The late urbanisation and low density of population in Sweden may have contributed to a special relationship to natural environment, and a deeply rooted longing for the countryside among Swedes. There is a broad consensus about landscape values and environmental concerns. There is also an obvious unwillingness to accept any densification or urban development activities close to their own places. Thus, although as a whole there is a large amount of unbuilt land in and around Swedish cities, there are often conflicts about these issues in the cities.

 

There is no actual shortage of green and open spaces in and around Swedish towns and cities. During the past 50 years, the construction of large-scale traffic facilities and housing areas has resulted in large amounts of leftover green and open spaces. In planning practice there is a lack of knowledge about these green areas, which in many cases are not even visible or identified in plans and other documents. However, these green spaces are often utilised by local citizens, whose knowledge could be valuable for planners, even though this may be difficult to apply in practise.

 

An open area that from the planning point of view may be regarded as being a leftover land reserve, might in reality be of great importance for local actors.

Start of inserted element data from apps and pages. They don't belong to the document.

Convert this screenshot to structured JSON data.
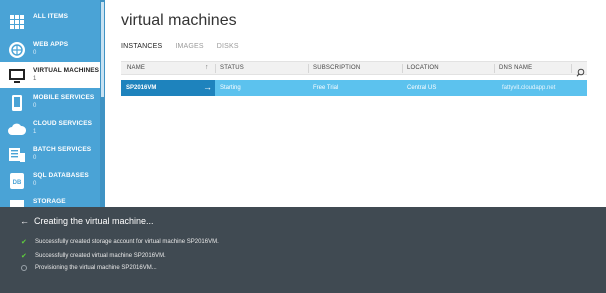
{
  "sidebar": {
    "items": [
      {
        "label": "ALL ITEMS",
        "count": "",
        "icon": "grid-icon"
      },
      {
        "label": "WEB APPS",
        "count": "0",
        "icon": "globe-icon"
      },
      {
        "label": "VIRTUAL MACHINES",
        "count": "1",
        "icon": "monitor-icon"
      },
      {
        "label": "MOBILE SERVICES",
        "count": "0",
        "icon": "phone-icon"
      },
      {
        "label": "CLOUD SERVICES",
        "count": "1",
        "icon": "cloud-icon"
      },
      {
        "label": "BATCH SERVICES",
        "count": "0",
        "icon": "batch-icon"
      },
      {
        "label": "SQL DATABASES",
        "count": "0",
        "icon": "database-icon"
      },
      {
        "label": "STORAGE",
        "count": "",
        "icon": "storage-icon"
      }
    ]
  },
  "main": {
    "title": "virtual machines",
    "tabs": [
      "INSTANCES",
      "IMAGES",
      "DISKS"
    ],
    "columns": [
      "NAME",
      "STATUS",
      "SUBSCRIPTION",
      "LOCATION",
      "DNS NAME"
    ],
    "rows": [
      {
        "name": "SP2016VM",
        "status": "Starting",
        "subscription": "Free Trial",
        "location": "Central US",
        "dns": "fattyvit.cloudapp.net"
      }
    ]
  },
  "notification": {
    "title": "Creating the virtual machine...",
    "messages": [
      {
        "text": "Successfully created storage account for virtual machine SP2016VM.",
        "state": "done"
      },
      {
        "text": "Successfully created virtual machine SP2016VM.",
        "state": "done"
      },
      {
        "text": "Provisioning the virtual machine SP2016VM...",
        "state": "pending"
      }
    ]
  },
  "colors": {
    "sidebar": "#4aa3d6",
    "row_selected": "#5cc2ee",
    "row_name": "#1e83bd",
    "panel": "#404a52",
    "check": "#5fcf3d"
  }
}
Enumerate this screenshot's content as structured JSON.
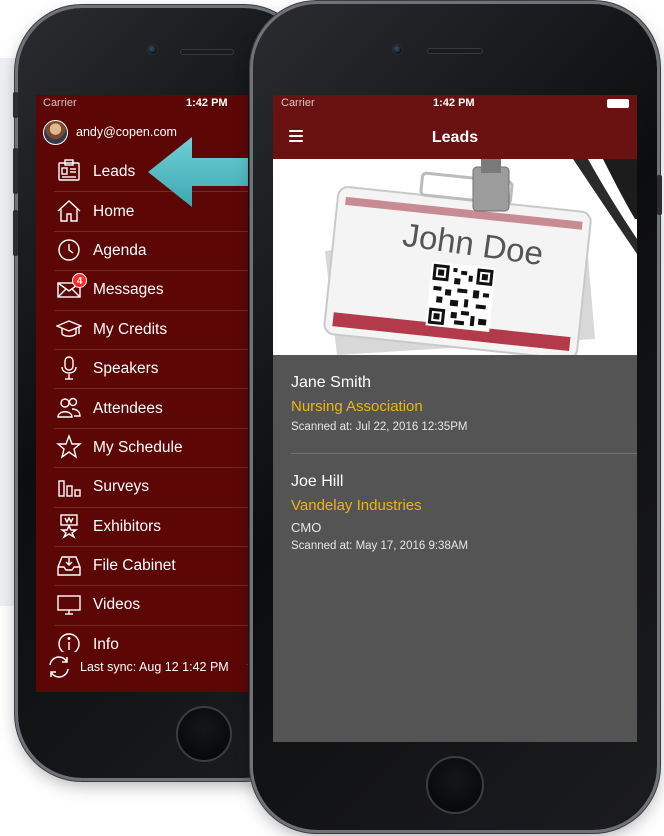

There is a need for increased local knowledge in the planning process, which could be attained by improved communication strategies.

National data on planning systems

Italy

Spain

Belgium?

Netherlands

France

Poland

England

Germany

Denmark

Norway?

Lithuania?

Czech Republic?

Finland

Sweden

To add your own definitions or ideas just email Anne Beer.

Meetings

Background

Archive

Return to top of page

Meetings

Background

Archive

Return to top of page

Meetings

Background

Archive

Return to top of page

Meetings

Background

Archive

Return to top of page

Meetings

Background

Archive

Return to top of page

Meetings

Background

Archive

Return to top of page